Politics involves the heart and the mind, and in general the best politicians appeal to both. Then there’s Donald Trump. Jonathan Chait of New York magazine argues that Trump’s campaign is pretty close to mindless, but it seems that to many rank-and-file Republicans, that’s a feature rather than a bug.
“Outsiders have struggled to comprehend how Republican voters can attach themselves to an economic agenda so plainly at odds with their own interest, or whip themselves into a frenzy over a manufactured outrage,” wrote Chait in a Tuesday post. “Trump embodies that mysterious X factor that has eluded analysts of all sides…Trump is not the spokesman for an idea at all, but the representation of undifferentiated resentment.”
Almost a quarter-century ago, Seal sang, “We're never gonna survive unless we get a little crazy.” These days, suggests Talking Points Memo’s Josh Marshall, it’s awfully hard to survive in the Republican presidential race if you’re only a little crazy, now that Donald Trump “has flooded the market with a new, purer brand of Crazy that has left the other candidates scrambling and basically unable to compete.”
“Trump is in many ways the logical end result of seven years -- really two-plus decades -- of Republican cultivation of anger and grievance as a method of conducting politics,” asserted Marshall in a Monday post, adding that Trump “has managed to boil modern Republicanism down to a hard precipitate form, shorn of the final vestiges of interest in actual governing.”
Arthur Chu, best known as one of the all-time biggest money-winners on Jeopardy!, is also a writer who frequently contributes to Salon. In a Thursday article, Chu saluted departing Daily Show host Jon Stewart for, among other things, keeping him sane during his college days.

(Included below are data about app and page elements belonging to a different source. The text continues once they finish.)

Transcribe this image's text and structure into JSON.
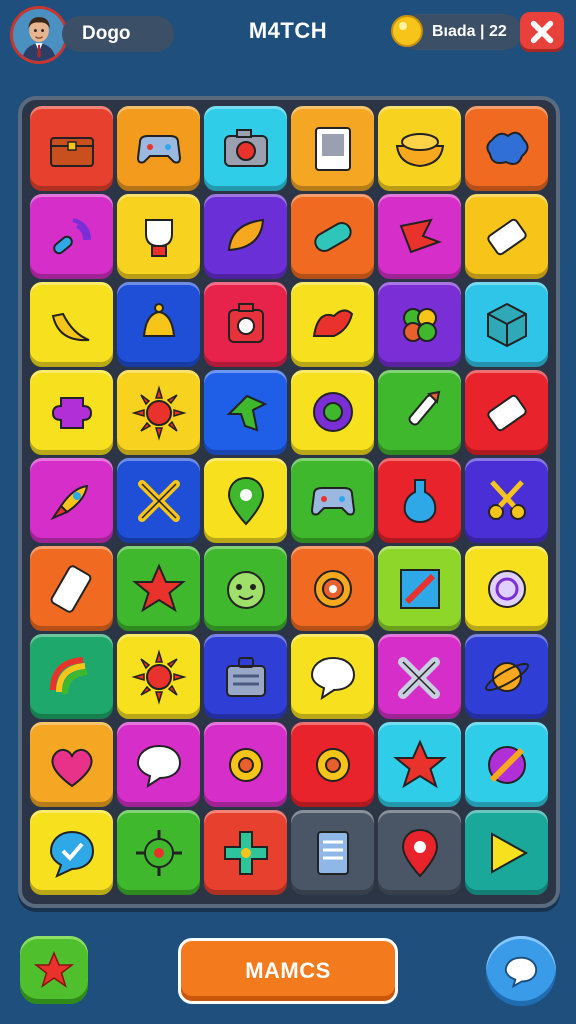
{
  "header": {
    "player_name": "Dogo",
    "title": "M4TCH",
    "currency_label": "Bıada | 22",
    "colors": {
      "close": "#e8403b",
      "coin": "#f7c51a"
    }
  },
  "board": {
    "rows": [
      [
        {
          "color": "#e8402e",
          "icon": "chest-icon"
        },
        {
          "color": "#f29b1c",
          "icon": "gamepad-icon"
        },
        {
          "color": "#2fcde8",
          "icon": "camera-icon"
        },
        {
          "color": "#f5a623",
          "icon": "photo-frame-icon"
        },
        {
          "color": "#f7d21e",
          "icon": "bowl-icon"
        },
        {
          "color": "#f06a21",
          "icon": "splash-icon"
        }
      ],
      [
        {
          "color": "#d62fc9",
          "icon": "microphone-icon"
        },
        {
          "color": "#f7d21e",
          "icon": "trophy-icon"
        },
        {
          "color": "#6a2fd6",
          "icon": "leaf-icon"
        },
        {
          "color": "#f06a21",
          "icon": "capsule-icon"
        },
        {
          "color": "#d62fc9",
          "icon": "arrow-flag-icon"
        },
        {
          "color": "#f7c51a",
          "icon": "battery-icon"
        }
      ],
      [
        {
          "color": "#f7e11e",
          "icon": "banana-icon"
        },
        {
          "color": "#1f4fd6",
          "icon": "bell-icon"
        },
        {
          "color": "#e8234b",
          "icon": "robot-icon"
        },
        {
          "color": "#f7e11e",
          "icon": "wing-icon"
        },
        {
          "color": "#7a2fd6",
          "icon": "clover-icon"
        },
        {
          "color": "#2fc5e8",
          "icon": "cube-icon"
        }
      ],
      [
        {
          "color": "#f7e11e",
          "icon": "puzzle-icon"
        },
        {
          "color": "#f7d21e",
          "icon": "sun-icon"
        },
        {
          "color": "#1f5fe8",
          "icon": "arrow-icon"
        },
        {
          "color": "#f7e11e",
          "icon": "chat-swirl-icon"
        },
        {
          "color": "#3fb82e",
          "icon": "brush-icon"
        },
        {
          "color": "#e8232b",
          "icon": "battery-icon"
        }
      ],
      [
        {
          "color": "#d62fc9",
          "icon": "rocket-icon"
        },
        {
          "color": "#1f4fd6",
          "icon": "cross-tools-icon"
        },
        {
          "color": "#f7e11e",
          "icon": "location-pin-icon"
        },
        {
          "color": "#3fb82e",
          "icon": "gamepad-icon"
        },
        {
          "color": "#e8232b",
          "icon": "potion-icon"
        },
        {
          "color": "#4a2fd6",
          "icon": "scissors-icon"
        }
      ],
      [
        {
          "color": "#f06a21",
          "icon": "phone-icon"
        },
        {
          "color": "#3fb82e",
          "icon": "star-icon"
        },
        {
          "color": "#3fb82e",
          "icon": "monster-face-icon"
        },
        {
          "color": "#f06a21",
          "icon": "target-icon"
        },
        {
          "color": "#8ed629",
          "icon": "pencil-icon"
        },
        {
          "color": "#f7e11e",
          "icon": "magnifier-icon"
        }
      ],
      [
        {
          "color": "#1fa86b",
          "icon": "rainbow-icon"
        },
        {
          "color": "#f7e11e",
          "icon": "sun-icon"
        },
        {
          "color": "#2f3fd6",
          "icon": "briefcase-icon"
        },
        {
          "color": "#f7e11e",
          "icon": "speech-bubble-icon"
        },
        {
          "color": "#d62fc9",
          "icon": "hammer-icon"
        },
        {
          "color": "#2f3fd6",
          "icon": "planet-icon"
        }
      ],
      [
        {
          "color": "#f5a623",
          "icon": "heart-icon"
        },
        {
          "color": "#d62fc9",
          "icon": "speech-bubble-icon"
        },
        {
          "color": "#d62fc9",
          "icon": "gear-icon"
        },
        {
          "color": "#e8232b",
          "icon": "gear-icon"
        },
        {
          "color": "#2fcde8",
          "icon": "star-icon"
        },
        {
          "color": "#2fcde8",
          "icon": "pen-icon"
        }
      ],
      [
        {
          "color": "#f7e11e",
          "icon": "chat-check-icon"
        },
        {
          "color": "#3fb82e",
          "icon": "virus-icon"
        },
        {
          "color": "#e8402e",
          "icon": "dpad-icon"
        },
        {
          "color": "#4a5566",
          "icon": "document-icon"
        },
        {
          "color": "#4a5566",
          "icon": "map-pin-icon"
        },
        {
          "color": "#1aa89b",
          "icon": "play-icon"
        }
      ]
    ]
  },
  "footer": {
    "main_button_label": "MAMCS",
    "left_icon": "star-icon",
    "right_icon": "chat-icon"
  }
}
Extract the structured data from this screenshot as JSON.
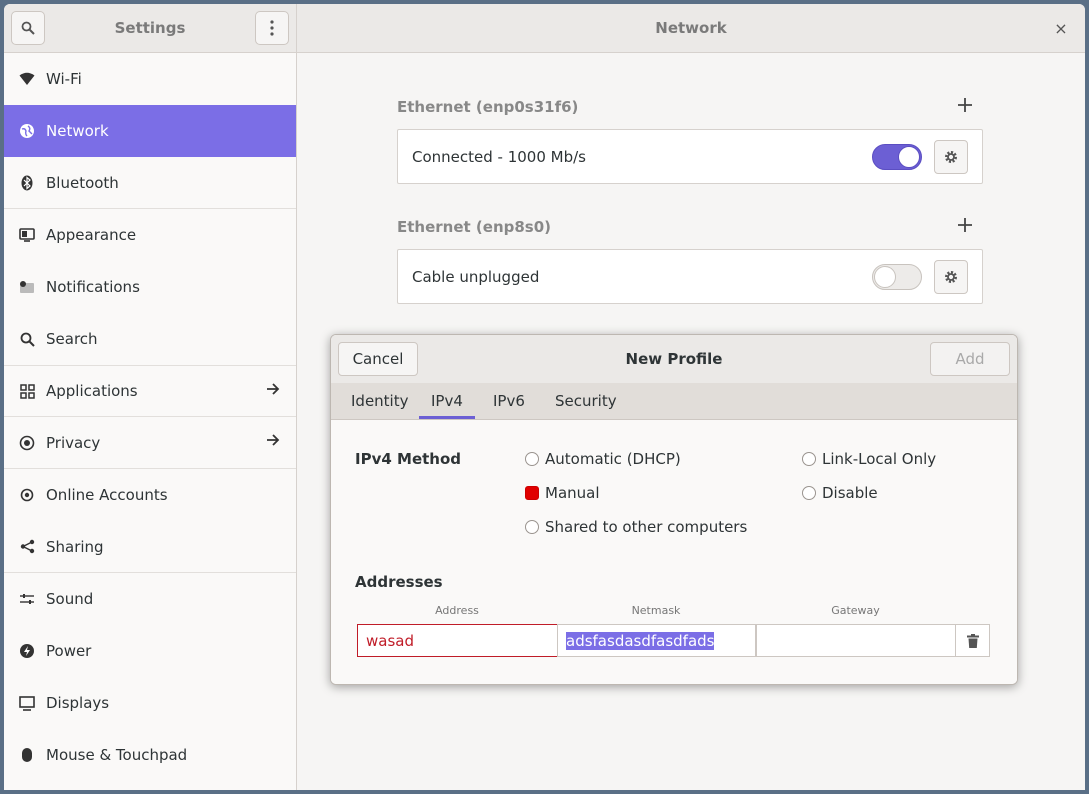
{
  "header": {
    "sidebar_title": "Settings",
    "main_title": "Network",
    "close_glyph": "×"
  },
  "sidebar": {
    "items": [
      {
        "label": "Wi-Fi",
        "icon": "wifi-icon"
      },
      {
        "label": "Network",
        "icon": "network-icon",
        "active": true
      },
      {
        "label": "Bluetooth",
        "icon": "bluetooth-icon"
      },
      {
        "label": "Appearance",
        "icon": "appearance-icon"
      },
      {
        "label": "Notifications",
        "icon": "notifications-icon"
      },
      {
        "label": "Search",
        "icon": "search-icon"
      },
      {
        "label": "Applications",
        "icon": "applications-icon",
        "arrow": true
      },
      {
        "label": "Privacy",
        "icon": "privacy-icon",
        "arrow": true
      },
      {
        "label": "Online Accounts",
        "icon": "online-accounts-icon"
      },
      {
        "label": "Sharing",
        "icon": "sharing-icon"
      },
      {
        "label": "Sound",
        "icon": "sound-icon"
      },
      {
        "label": "Power",
        "icon": "power-icon"
      },
      {
        "label": "Displays",
        "icon": "displays-icon"
      },
      {
        "label": "Mouse & Touchpad",
        "icon": "mouse-icon"
      }
    ]
  },
  "ethernet": [
    {
      "title": "Ethernet (enp0s31f6)",
      "status": "Connected - 1000 Mb/s",
      "enabled": true
    },
    {
      "title": "Ethernet (enp8s0)",
      "status": "Cable unplugged",
      "enabled": false
    }
  ],
  "dialog": {
    "cancel_label": "Cancel",
    "title": "New Profile",
    "add_label": "Add",
    "tabs": [
      "Identity",
      "IPv4",
      "IPv6",
      "Security"
    ],
    "active_tab": "IPv4",
    "method_label": "IPv4 Method",
    "methods": {
      "automatic": "Automatic (DHCP)",
      "manual": "Manual",
      "shared": "Shared to other computers",
      "link_local": "Link-Local Only",
      "disable": "Disable"
    },
    "selected_method": "Manual",
    "addresses_label": "Addresses",
    "columns": {
      "address": "Address",
      "netmask": "Netmask",
      "gateway": "Gateway"
    },
    "row": {
      "address": "wasad",
      "netmask": "adsfasdasdfasdfads",
      "gateway": ""
    }
  },
  "colors": {
    "accent": "#7b6ee6",
    "error": "#c01c28",
    "radio_checked": "#e00000"
  }
}
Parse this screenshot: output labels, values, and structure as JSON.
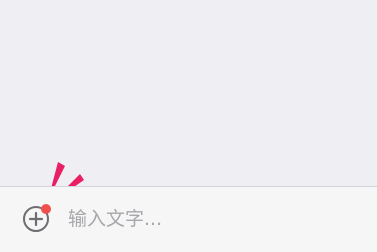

Unfortunately, recalled Chu, back then America as a whole had lost its mind.
Meanwhile, in the August issue of Vanity Fair, James Wolcott gave props to Stewart for “all that he’s been through on our behalf, subjecting himself to a radiation bombardment of mostly right-wing idiocy."
David Roberts has penned a tale of two media, dealing first with how a profusion of conservative outlets has pulled the Republican party to the right -- the subject of a recent Harvard study -- then pivoting to analyze the mainstream media’s belated (and still incomplete) awakening to the GOP’s “radicalism.”
“One of the longstanding critiques of mainstream media on the left,” wrote Roberts in a Thursday article, “was that reporters in the Beltway ‘Village’ failed to grasp modern conservatism and wrote about it in such a way as to sand down and mute its extremity…[T]here are still plenty of mainstream political reporters who cling to the both-sides illusion to this day…But as the far right sends the Republican Party through an ever-more-absurd series of showdowns and tantrums, the illusion is fading.”